Should employers be worried by the sharp rise in claims for interim relief? Perhaps, because successful applications can be incredibly costly for employers so it is a concern. A reminder – this is an application, not unlike an interim injunction application is civil courts, which sees the claimant reinstated or re-engaged or, more usually, their contract is allowed to continue to run, on full pay and benefits, until the case comes on for hearing in the tribunal. Given the enormous backlog of cases at the moment that could be well over a year, hence why it could be so expensive. As the law stands, interim relief is only available in a few types of claims - whistleblowing cases and certain other types of claim - but they can be a very effective weapon for claimants. Employees can effectively hang on to full pay and benefits for well over a year, possibly two. We notice this has been noticed by People Management which asks 'why are interim relief applications increasing in tribunals' and looks at the implications for businesses. They point to how the number of tribunal decisions published in 2019 which mention interim relief is 41 per cent higher than in the previous year, and its 'a staggering 63 per cent' higher on the number published in 2017. Things could get worse. At some point in 2021 the Court of Appeal will be hearing the case of Steer v Stormsure Limited which could see interim relief introduced as a new remedy in discrimination claims. This is an appeal from the EAT which, shortly before Christmas, ruled that it was a breach of the European Convention on Human Rights for the remedy to be available to a dismissed whistleblower but not to someone dismissed for discriminatory reasons. So what do we make of all this? The articles out there certainly paint a bleak picture but how worried should employers be? To answer that I called the Head of our Advocacy Unit, Sarah Ashberry:
Sarah Ashberry: "I would want to reassure employers really because I suspect the large majority of interim relief applications are actually doomed to failure and the reason is that it's an incredibly high test for the claimant to meet. They have to demonstrate to the employment judge's satisfaction that they are pretty likely to win their case and it's not enough for them to show that they are more likely than not. So they need to get the employment judge to a position, not just that they're 51% likely to win, but really a much higher standard than that and that is really very difficult for claimants."

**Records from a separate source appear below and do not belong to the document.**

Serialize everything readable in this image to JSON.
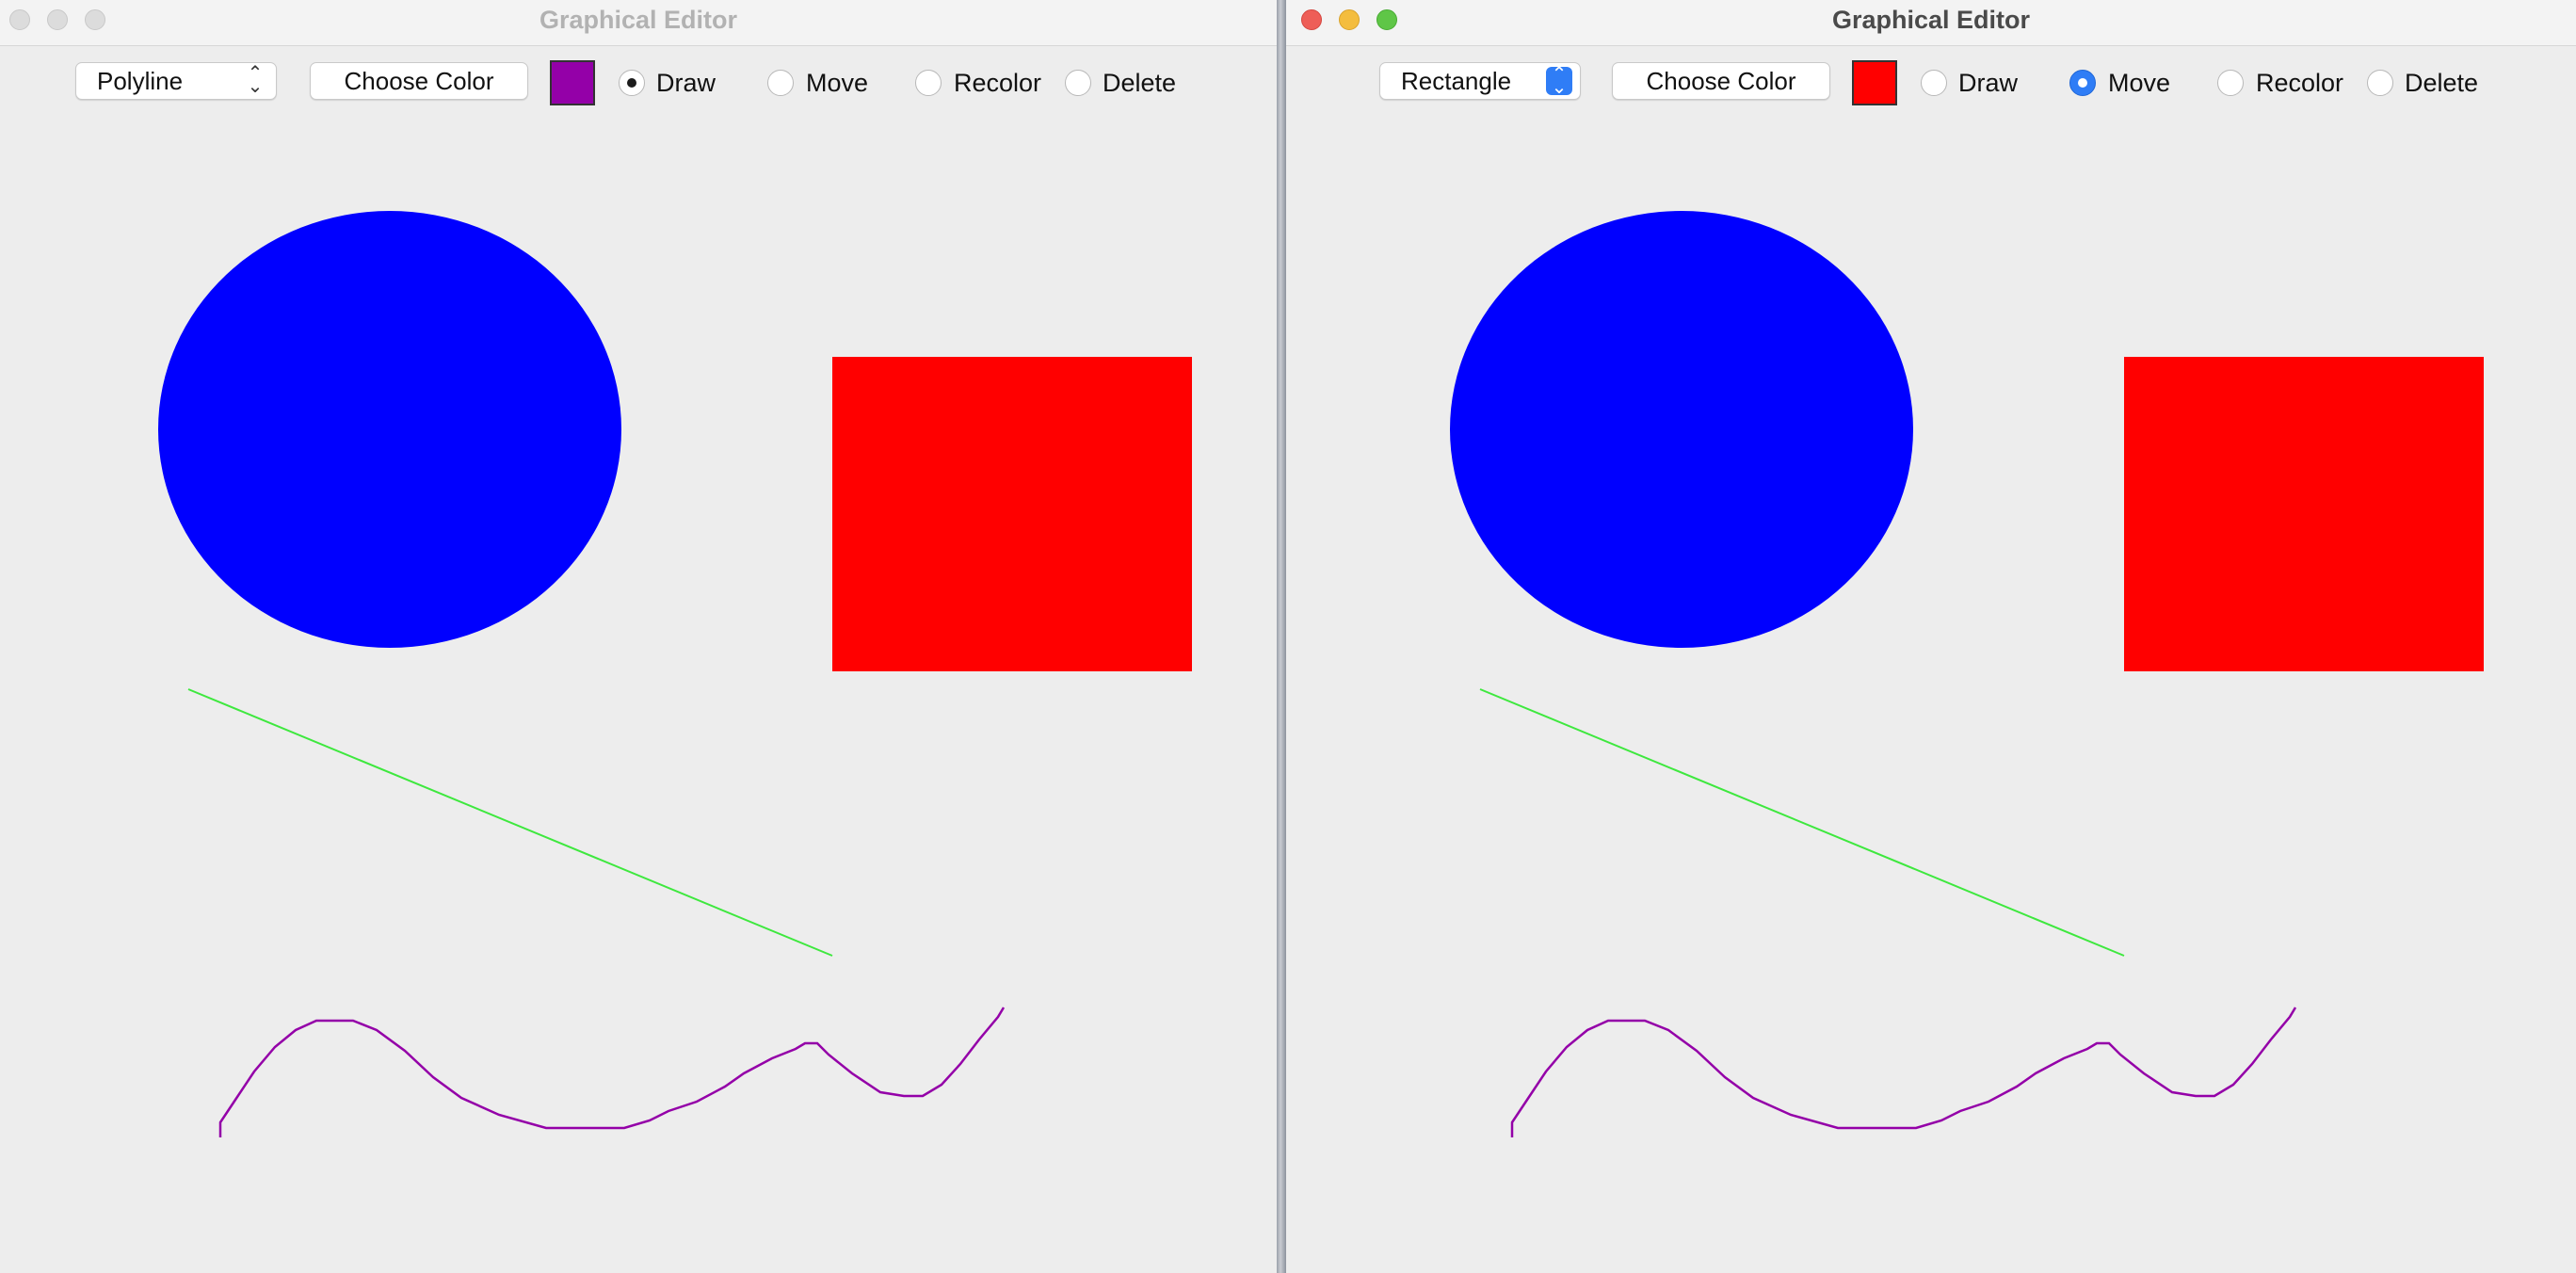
{
  "windows": [
    {
      "title": "Graphical Editor",
      "shape_select": "Polyline",
      "choose_color_label": "Choose Color",
      "current_color": "#9400a8",
      "modes": [
        "Draw",
        "Move",
        "Recolor",
        "Delete"
      ],
      "selected_mode": "Draw",
      "active": false
    },
    {
      "title": "Graphical Editor",
      "shape_select": "Rectangle",
      "choose_color_label": "Choose Color",
      "current_color": "#ff0000",
      "modes": [
        "Draw",
        "Move",
        "Recolor",
        "Delete"
      ],
      "selected_mode": "Move",
      "active": true
    }
  ],
  "shapes": {
    "ellipse_color": "#0000ff",
    "rectangle_color": "#ff0000",
    "line_color": "#3ee83e",
    "polyline_color": "#9400a8"
  }
}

Joe Glavina: "What do you make of this sharp rise in applications that we've seen during lockdown? Curious isn't it?"
Sarah Ashberry: "The rise in applications is really fascinating actually and I think the reasons for it are basically to do with the COVID crisis, because if you think back to last March, really every workplace in the country was impacted, quite suddenly, and quite alarmingly, I think, by this by this crisis and whereas there are certain sectors like rail and construction where health and safety issues have always been terrifically important there are other sectors where health and safety issues haven't until now really been a sort of day to day issue of concern in the workplace but suddenly it was, and then there were a lot of changes that came in very, very quickly and then, sadly, in 2020, a lot of people lost their job. So I think these reasons have combined to cause a bit of a boom and interim relief. I mean, lots of people probably have never heard of interim relief, or never had to deal with it. I've dealt with two cases now in the last six months and I think, anecdotally, all employment lawyers have noticed a rise in this in this type of case. It's really bad news for employers, to be honest, because even though, as I said earlier, I thought that a lot of these efforts ultimately lacked merit, you are pitched into a very intense period of case preparation where you literally have days to pull together evidence and witness statements in time for the tribunal hearing. So unfortunately, that way of working tends to be expensive for employers. So I think the response to this is to be confident in using, essentially, threats of making costs applications because it simply isn't fair for an employer to have to face that expense of this enormous amount of case preparation on a claim which, ultimately, is going to fail and the claimant needs to be on risk of that."
Joe Glavina: "The Steer case is going to be heard by the Court of Appeal at some point in 2021 we think. That could see interim relief brought in as a new remedy in discrimination claims which is an alarming thought."
Sarah Ashberry: "It would it would open the floodgates and it would be a bit disastrous, frankly, because I can imagine quite a lot of people wanting to try that on, albeit it's very hard to test to meet. At the moment the good thing about interim relief, so far as employers are concerned, is that it's incredibly restricted in terms of the categories of claim and the categories of claimants that it could apply to and at the moment, really, it's limited for public policy reasons for people, for example, who are trade union representatives, or health and safety representatives, or who can demonstrate that they've blown the whistle."
Joe Glavina: "What's your hunch Sarah? Do you think the Court of Appeal will say interim relief should be available in discrimination cases because that would be a huge decision?"
Sarah Ashberry: "Well, I really hope not because our tribunal system is clogged up enough already. If it had a sudden influx of additional interim relief cases from discrimination claimants then I think the whole thing would grind to a halt quite honestly."
The Steer v Stormsure case is due to be heard by the Court of Appeal by 13 December so we will be watching that closely for you. You can see what else will be happening in 2021 from our Employment Horizon Scanning article available now on the Outlaw website.